In Salem, Mass., coping with COVID-19 and building greater racial equity is a community effort that relies in part on City Connects. 

So far this fall, Salem Public Schools’ classes have all been remote, with some higher-needs children doing their remote learning in school buildings where they’re supervised by adults. But as Salem’s new Superintendent, Stephen Zrike, recently announced, the city plans to switch to a hybrid model later this month.

“I think the fact that all of our pre-K-to-eight schools have City Connects as their system of student support was really a boon for us during COVID,” Ellen Wingard, Salem’s City Connects Program Manager, says. 

The priority for Wingard and the City Connects Coordinators she supervises has been meeting basic needs, connecting families to food and to help with housing. Wingard’s school and city colleagues have put together one-page resource sheets for coordinators and families so they can see what services are available. 

In addition, as part of a new family intervention strategy, Salem Public Schools staff members, including teachers and paraprofessionals, have been gathering information on students’ needs by reaching out every week to ten families and asking five questions: Continue reading

The Weekly Connect 11/2/20

Here’s the new edition of The Weekly Connect. Check it out and sign up to have it delivered to your inbox!

Here are some of the things we’ve been reading about this week:

Since March, an estimated 3 million children have gone without education.

More children have the option of attending in-person schools.
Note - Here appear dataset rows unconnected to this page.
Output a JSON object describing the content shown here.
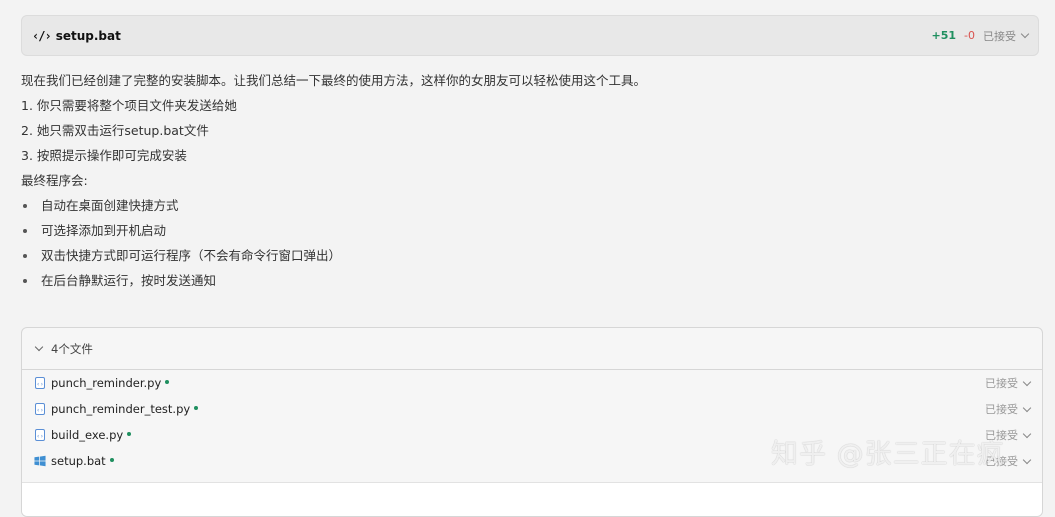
{
  "card": {
    "icon": "code-icon",
    "filename": "setup.bat",
    "added": "+51",
    "removed": "-0",
    "status": "已接受"
  },
  "message": {
    "intro": "现在我们已经创建了完整的安装脚本。让我们总结一下最终的使用方法，这样你的女朋友可以轻松使用这个工具。",
    "steps": [
      "1. 你只需要将整个项目文件夹发送给她",
      "2. 她只需双击运行setup.bat文件",
      "3. 按照提示操作即可完成安装"
    ],
    "final_label": "最终程序会:",
    "bullets": [
      "自动在桌面创建快捷方式",
      "可选择添加到开机启动",
      "双击快捷方式即可运行程序（不会有命令行窗口弹出）",
      "在后台静默运行，按时发送通知"
    ]
  },
  "files_panel": {
    "header": "4个文件",
    "files": [
      {
        "name": "punch_reminder.py",
        "icon": "python-file-icon",
        "status": "已接受"
      },
      {
        "name": "punch_reminder_test.py",
        "icon": "python-file-icon",
        "status": "已接受"
      },
      {
        "name": "build_exe.py",
        "icon": "python-file-icon",
        "status": "已接受"
      },
      {
        "name": "setup.bat",
        "icon": "windows-file-icon",
        "status": "已接受"
      }
    ]
  },
  "watermark": "知乎 @张三正在疯",
  "colors": {
    "added": "#1f8f5f",
    "removed": "#d9534f",
    "background": "#f3f3f3"
  }
}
Children who miss an in-person year of kindergarten because of the pandemic may lose ground.

To read more, click on the following links.

Continue reading